Boston Harbor Cruises (BHC) runs  MBTA commuter boats that carry thousands of passengers to and from work each day, including the Inner Harbor Ferry between Charlestown Navy Yard and Long Wharf; the Hingham-to-Boston Ferry service, and the Hingham/Hull/Boston/Logan service.  BHC also operates the Salem Ferry under contract with the City of Salem in the summer. Its slogan is:  “Leave Gridlock in Your Wake’’.

What a fine economic-development tool ferries could be for a crowded state much of which is a bay.


Ah, Vermont, where citizens flock to hear local and state candidates take (usually) polite questions. Vermont and New Hampshire, for all their differences, have especially civic-minded and engaged citizens.

I saw an example last Sunday at a forum sponsored by the Washington and Orange County (Vt.) Republican committees, at which two smart candidates vying for the gubernatorial nomination answered some questions prepared by a moderator, made brief general statements on why they should be governor and took some queries from the floor. The forum was in the barnlike Vermont Granite Museum in Barre. That city is the site of famed granite quarries and some of the most bizarre cemetery sculptures I have ever seen! 

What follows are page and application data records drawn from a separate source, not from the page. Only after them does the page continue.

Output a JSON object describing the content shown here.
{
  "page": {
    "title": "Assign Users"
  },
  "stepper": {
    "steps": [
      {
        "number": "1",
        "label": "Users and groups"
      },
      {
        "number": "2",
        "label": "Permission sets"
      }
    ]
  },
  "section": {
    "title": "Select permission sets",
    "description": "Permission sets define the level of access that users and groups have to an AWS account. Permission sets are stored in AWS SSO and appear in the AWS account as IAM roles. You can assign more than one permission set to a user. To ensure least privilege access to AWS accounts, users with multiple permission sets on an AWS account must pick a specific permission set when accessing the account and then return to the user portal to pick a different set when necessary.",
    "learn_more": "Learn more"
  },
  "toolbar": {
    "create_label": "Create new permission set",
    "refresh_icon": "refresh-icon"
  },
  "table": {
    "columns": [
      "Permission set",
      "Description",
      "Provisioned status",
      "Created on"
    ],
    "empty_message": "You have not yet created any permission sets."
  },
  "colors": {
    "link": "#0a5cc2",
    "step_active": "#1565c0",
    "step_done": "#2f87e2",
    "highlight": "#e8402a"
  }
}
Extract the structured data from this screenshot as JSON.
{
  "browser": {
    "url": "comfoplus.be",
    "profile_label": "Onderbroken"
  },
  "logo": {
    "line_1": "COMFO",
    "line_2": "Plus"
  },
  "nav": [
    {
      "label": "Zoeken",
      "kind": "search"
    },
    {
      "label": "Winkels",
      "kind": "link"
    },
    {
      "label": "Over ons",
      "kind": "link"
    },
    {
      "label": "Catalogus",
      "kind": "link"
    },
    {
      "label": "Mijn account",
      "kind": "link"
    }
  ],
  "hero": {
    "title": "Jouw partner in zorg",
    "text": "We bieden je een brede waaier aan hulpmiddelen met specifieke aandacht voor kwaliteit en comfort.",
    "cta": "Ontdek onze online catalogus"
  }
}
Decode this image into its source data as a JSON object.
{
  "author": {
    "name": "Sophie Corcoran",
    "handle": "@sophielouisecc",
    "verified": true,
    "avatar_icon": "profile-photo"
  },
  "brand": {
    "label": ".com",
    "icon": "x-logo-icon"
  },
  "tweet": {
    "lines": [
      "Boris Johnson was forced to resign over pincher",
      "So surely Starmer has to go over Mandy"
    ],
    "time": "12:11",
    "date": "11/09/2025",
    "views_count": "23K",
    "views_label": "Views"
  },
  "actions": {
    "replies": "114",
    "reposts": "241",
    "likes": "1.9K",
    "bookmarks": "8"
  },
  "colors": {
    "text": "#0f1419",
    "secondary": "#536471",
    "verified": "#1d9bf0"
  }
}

The candidates – former Wall Street executive Bruce Lisman and Vermont Lt. Gov. and businessman Phil Scott – were both very articulate. They generally had coherent if, of course, predictably vague answers to questions and made  sure that they told the audience what they wanted they to hear.

This led to some typical (hypocritical?) contradictions such as talking up the need for business-friendly deregulation and economic development while also implying that they’d block a big (and utopian) development proposed by a Utah businessman and put the kibosh on more wind turbines on Vermont’s ridges because they’re unpopular among the neighbors. 

And the scary word “Trump’’ was never mentioned on the stage.

I went mostly because I wanted to see and hear my friend Josh Fitzhugh, chairman of the  Washington County Republican Committee, dress up like Vermont founder Ethan Allen and give a speech, rife with 18th Century language but along the lines of what a Republican circa 2016 might say. To read the speech, hit this link:

The speakers, the earnest and cordial audience, the stout and rich-voiced lady singing “The National Anthem’’ at the start and “God Bless America’’ at the end and a fried-chicken  picnic (inside – it was raining) made it a day of industrial-strength Americana.


Donald Trump’s capacity for sleaze is exceeded by his campaign manager, Paul Manafort, a man who apparently would do just about anything for money.

For decades,  Washington lobbyist and fixer Mr. Manafort has represented some of the world’s worst people, including the late Congolese dictator Mobutu Sese Seko, former Ukrainian dictator Viktor Yanukovych  and the late Somali dictator Siad Barre. He has  also worked with Pakistan intelligence services (which have worked hand in glove with Islamic terrorist groups). In purely domestic matters, he has also shown a similar rapaciousness. He is truly an archduke of amorality among his fellow Beltway Bandits. Donald Trump presents himself as an “outsider’’ who will shake up Washington. Eh?


I think that many readers will look differently at their own lives as they plow through My Struggle, Karl Ove Knausgaard’s 3,600-page, barely edited autobiographical novel, or extended journal, or whatever it is. The Norwegian writer’s astonishing recall of the joys, pains, drama and tedium of daily life deepens our understanding of what it has been like to live in a Western nation for the last few decades.


As I walked our dog on a balmy night last week, I heard   a man softly playing songs from the ‘30s on a piano in his living room.   The music mixed with the sound of leaves being rustled by the southwest wind. It was a magical moment, and rare in these cacophonous times.

Robert Whitcomb is overseer of New England Diary.